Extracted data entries
• • • • • • •
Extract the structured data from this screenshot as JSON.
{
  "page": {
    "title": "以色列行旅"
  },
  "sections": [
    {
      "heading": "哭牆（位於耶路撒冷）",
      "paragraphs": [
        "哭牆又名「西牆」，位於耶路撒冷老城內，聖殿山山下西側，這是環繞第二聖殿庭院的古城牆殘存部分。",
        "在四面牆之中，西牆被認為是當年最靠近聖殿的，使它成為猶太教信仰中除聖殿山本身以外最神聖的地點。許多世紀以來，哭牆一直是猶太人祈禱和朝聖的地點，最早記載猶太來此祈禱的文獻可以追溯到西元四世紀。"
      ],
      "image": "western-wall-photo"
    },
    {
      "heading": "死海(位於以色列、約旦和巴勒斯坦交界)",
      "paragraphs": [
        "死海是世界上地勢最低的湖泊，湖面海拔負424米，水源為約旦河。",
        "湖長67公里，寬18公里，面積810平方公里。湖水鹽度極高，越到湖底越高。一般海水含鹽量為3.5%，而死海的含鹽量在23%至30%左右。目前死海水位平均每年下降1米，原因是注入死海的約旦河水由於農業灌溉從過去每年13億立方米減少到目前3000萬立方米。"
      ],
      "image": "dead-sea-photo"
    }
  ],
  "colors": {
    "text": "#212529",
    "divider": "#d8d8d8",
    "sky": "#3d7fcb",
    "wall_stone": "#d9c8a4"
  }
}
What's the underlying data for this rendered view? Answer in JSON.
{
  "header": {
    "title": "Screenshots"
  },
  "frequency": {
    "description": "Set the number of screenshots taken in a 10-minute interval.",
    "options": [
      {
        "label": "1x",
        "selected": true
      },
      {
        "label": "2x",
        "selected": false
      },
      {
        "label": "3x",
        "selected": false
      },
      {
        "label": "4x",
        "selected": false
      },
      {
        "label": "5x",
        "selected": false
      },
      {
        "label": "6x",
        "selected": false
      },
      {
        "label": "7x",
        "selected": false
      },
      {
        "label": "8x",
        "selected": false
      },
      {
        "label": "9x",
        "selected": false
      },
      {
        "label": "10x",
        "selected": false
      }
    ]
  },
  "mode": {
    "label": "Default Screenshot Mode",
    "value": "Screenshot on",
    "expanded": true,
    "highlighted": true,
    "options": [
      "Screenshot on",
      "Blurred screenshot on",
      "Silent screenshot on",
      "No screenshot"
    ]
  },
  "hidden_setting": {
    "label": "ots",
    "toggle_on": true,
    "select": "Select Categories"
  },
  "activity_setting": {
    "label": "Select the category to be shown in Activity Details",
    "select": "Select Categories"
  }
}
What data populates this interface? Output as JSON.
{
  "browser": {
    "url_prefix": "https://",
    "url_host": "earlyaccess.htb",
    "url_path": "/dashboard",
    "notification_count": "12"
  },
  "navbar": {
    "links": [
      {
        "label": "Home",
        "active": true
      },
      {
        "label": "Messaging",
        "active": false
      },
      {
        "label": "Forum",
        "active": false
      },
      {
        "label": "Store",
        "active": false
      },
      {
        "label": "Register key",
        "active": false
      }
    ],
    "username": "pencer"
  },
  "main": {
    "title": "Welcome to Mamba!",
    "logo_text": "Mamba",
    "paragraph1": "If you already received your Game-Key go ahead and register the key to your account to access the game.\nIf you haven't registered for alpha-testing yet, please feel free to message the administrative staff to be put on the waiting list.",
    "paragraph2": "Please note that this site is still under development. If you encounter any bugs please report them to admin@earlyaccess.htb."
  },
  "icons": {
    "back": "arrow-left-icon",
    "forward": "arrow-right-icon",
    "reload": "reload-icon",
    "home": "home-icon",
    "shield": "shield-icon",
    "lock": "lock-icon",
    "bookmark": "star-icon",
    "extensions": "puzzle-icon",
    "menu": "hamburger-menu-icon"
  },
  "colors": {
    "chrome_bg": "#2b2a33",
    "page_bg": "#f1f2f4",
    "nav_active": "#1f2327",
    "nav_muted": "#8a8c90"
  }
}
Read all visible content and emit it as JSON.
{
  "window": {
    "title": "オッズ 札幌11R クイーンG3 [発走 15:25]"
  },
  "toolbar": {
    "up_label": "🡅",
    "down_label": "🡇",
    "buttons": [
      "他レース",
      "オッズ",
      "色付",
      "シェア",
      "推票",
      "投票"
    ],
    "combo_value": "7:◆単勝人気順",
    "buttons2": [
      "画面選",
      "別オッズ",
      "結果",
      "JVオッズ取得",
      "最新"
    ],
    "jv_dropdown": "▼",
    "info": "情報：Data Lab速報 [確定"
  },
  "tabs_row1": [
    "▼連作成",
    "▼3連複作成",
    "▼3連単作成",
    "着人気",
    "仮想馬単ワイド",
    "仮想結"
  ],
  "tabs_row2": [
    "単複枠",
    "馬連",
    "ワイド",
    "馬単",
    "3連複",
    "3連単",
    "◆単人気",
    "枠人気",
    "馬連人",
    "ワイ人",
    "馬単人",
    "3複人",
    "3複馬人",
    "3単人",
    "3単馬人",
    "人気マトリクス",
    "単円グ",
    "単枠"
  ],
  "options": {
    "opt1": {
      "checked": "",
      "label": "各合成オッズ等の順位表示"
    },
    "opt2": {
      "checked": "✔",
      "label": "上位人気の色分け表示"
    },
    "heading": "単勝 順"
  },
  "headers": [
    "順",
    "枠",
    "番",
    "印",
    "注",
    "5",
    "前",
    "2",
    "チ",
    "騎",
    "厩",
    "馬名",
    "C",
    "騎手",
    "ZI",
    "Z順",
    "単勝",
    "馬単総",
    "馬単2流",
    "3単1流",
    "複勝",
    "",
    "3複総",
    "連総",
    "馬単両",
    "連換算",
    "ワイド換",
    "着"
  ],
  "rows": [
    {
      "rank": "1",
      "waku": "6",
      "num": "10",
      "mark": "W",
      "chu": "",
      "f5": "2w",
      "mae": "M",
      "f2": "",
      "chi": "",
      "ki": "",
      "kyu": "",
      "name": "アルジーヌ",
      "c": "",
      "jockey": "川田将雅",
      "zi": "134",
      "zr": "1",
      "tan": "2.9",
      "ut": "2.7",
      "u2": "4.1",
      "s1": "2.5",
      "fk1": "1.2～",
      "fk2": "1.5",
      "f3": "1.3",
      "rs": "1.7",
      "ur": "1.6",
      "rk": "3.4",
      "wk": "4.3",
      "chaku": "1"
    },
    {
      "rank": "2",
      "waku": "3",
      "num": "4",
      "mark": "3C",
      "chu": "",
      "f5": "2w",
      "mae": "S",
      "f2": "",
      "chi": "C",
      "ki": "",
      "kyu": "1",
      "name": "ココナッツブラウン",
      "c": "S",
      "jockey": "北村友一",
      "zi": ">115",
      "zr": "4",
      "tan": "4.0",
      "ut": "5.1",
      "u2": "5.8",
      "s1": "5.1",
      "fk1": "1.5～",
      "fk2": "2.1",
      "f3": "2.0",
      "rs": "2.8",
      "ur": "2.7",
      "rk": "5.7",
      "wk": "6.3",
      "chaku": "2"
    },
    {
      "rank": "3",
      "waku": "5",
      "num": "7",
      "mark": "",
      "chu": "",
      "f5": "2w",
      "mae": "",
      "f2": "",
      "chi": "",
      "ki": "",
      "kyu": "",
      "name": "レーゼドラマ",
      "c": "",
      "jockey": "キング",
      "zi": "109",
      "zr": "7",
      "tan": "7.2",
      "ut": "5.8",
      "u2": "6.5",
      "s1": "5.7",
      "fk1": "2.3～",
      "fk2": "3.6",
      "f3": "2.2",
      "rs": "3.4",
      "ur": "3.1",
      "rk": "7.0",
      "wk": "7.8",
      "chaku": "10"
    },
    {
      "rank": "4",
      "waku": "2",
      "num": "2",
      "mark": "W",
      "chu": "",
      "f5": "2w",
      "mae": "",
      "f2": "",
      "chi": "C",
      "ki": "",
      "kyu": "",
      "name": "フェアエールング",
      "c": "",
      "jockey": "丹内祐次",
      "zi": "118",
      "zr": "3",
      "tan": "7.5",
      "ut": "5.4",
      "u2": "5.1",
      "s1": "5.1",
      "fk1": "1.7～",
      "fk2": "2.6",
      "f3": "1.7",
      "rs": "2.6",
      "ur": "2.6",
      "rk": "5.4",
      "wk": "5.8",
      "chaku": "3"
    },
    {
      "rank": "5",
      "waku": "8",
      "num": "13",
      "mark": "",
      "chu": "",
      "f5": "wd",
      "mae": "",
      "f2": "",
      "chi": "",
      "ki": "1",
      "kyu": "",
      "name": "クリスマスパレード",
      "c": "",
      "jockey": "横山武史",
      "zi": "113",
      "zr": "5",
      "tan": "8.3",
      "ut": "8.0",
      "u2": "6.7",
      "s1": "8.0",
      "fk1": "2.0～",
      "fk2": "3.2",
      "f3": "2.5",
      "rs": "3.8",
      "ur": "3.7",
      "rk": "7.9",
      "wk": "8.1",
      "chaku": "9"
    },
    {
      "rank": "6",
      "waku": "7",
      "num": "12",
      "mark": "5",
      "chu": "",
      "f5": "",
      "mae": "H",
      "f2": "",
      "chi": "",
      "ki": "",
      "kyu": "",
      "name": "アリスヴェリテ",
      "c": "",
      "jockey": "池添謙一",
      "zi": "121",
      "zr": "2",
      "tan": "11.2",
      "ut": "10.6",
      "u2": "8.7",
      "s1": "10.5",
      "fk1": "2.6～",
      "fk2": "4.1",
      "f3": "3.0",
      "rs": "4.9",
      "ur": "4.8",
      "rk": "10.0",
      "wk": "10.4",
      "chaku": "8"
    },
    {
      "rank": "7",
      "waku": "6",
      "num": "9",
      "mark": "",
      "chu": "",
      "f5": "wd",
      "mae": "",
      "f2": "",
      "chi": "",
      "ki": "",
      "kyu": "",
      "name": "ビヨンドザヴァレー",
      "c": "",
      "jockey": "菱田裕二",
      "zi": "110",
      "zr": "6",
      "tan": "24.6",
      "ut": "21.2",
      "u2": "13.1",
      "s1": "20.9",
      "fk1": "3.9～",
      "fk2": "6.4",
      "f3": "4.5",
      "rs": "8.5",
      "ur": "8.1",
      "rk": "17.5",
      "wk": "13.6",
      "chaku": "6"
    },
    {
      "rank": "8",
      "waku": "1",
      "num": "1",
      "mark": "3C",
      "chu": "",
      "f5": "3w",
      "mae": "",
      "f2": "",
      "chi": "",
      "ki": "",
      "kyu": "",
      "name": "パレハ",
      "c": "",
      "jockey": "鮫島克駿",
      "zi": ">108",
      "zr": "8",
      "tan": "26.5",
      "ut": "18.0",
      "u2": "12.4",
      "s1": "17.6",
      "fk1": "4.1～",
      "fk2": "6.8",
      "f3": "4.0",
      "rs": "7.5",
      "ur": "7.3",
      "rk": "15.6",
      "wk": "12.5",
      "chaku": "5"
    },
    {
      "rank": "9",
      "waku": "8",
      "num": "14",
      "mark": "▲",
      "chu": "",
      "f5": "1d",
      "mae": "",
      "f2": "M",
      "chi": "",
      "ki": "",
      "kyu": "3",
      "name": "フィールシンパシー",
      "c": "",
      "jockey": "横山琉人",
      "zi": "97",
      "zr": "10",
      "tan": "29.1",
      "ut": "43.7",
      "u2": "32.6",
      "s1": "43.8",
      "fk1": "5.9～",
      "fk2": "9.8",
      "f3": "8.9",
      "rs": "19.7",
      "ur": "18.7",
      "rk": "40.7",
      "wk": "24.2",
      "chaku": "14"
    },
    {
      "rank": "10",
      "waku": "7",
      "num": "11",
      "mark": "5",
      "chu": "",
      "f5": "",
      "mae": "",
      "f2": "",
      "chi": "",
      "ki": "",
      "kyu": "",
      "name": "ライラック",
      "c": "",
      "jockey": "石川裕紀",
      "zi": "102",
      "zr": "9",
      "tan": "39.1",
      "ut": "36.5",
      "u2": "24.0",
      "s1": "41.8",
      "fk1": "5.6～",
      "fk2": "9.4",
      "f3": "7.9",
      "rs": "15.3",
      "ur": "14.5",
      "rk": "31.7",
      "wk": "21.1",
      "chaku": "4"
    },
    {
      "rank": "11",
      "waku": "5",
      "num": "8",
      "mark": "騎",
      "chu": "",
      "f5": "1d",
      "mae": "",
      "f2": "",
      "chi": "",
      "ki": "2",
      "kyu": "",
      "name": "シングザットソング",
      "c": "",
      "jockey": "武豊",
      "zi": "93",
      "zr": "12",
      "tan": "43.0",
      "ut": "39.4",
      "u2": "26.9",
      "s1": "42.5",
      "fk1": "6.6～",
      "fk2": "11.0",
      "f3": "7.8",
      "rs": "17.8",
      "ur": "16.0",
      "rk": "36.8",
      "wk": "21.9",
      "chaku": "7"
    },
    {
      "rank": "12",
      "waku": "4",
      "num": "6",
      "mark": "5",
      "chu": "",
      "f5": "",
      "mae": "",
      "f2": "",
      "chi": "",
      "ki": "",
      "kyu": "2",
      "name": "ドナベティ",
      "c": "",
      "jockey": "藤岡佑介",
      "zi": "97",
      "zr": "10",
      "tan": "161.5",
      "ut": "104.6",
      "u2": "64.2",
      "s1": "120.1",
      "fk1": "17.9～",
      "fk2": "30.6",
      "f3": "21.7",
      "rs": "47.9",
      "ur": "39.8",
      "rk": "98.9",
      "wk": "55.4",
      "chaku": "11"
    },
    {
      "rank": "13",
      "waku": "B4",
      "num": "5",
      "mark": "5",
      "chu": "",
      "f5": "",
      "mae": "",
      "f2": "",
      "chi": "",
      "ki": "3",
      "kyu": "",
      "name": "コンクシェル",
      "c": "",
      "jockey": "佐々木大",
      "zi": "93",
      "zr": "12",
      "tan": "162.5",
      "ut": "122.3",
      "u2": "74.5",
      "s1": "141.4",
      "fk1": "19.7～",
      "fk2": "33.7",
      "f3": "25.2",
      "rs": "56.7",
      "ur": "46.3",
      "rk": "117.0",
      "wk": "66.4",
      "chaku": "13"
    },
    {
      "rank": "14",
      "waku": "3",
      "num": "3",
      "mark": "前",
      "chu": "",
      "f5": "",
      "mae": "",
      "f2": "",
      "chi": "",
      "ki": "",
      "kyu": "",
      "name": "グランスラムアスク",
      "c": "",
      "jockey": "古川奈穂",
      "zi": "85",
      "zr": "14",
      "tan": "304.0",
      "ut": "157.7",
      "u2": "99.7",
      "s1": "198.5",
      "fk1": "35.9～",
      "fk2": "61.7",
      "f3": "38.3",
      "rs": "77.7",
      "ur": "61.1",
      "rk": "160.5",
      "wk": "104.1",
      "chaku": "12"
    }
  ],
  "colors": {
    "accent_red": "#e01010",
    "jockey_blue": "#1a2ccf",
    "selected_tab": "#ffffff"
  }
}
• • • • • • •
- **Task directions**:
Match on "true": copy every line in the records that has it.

- **Task output**:
        "selected": true
    "expanded": true,
    "highlighted": true,
    "toggle_on": true,
        "active": true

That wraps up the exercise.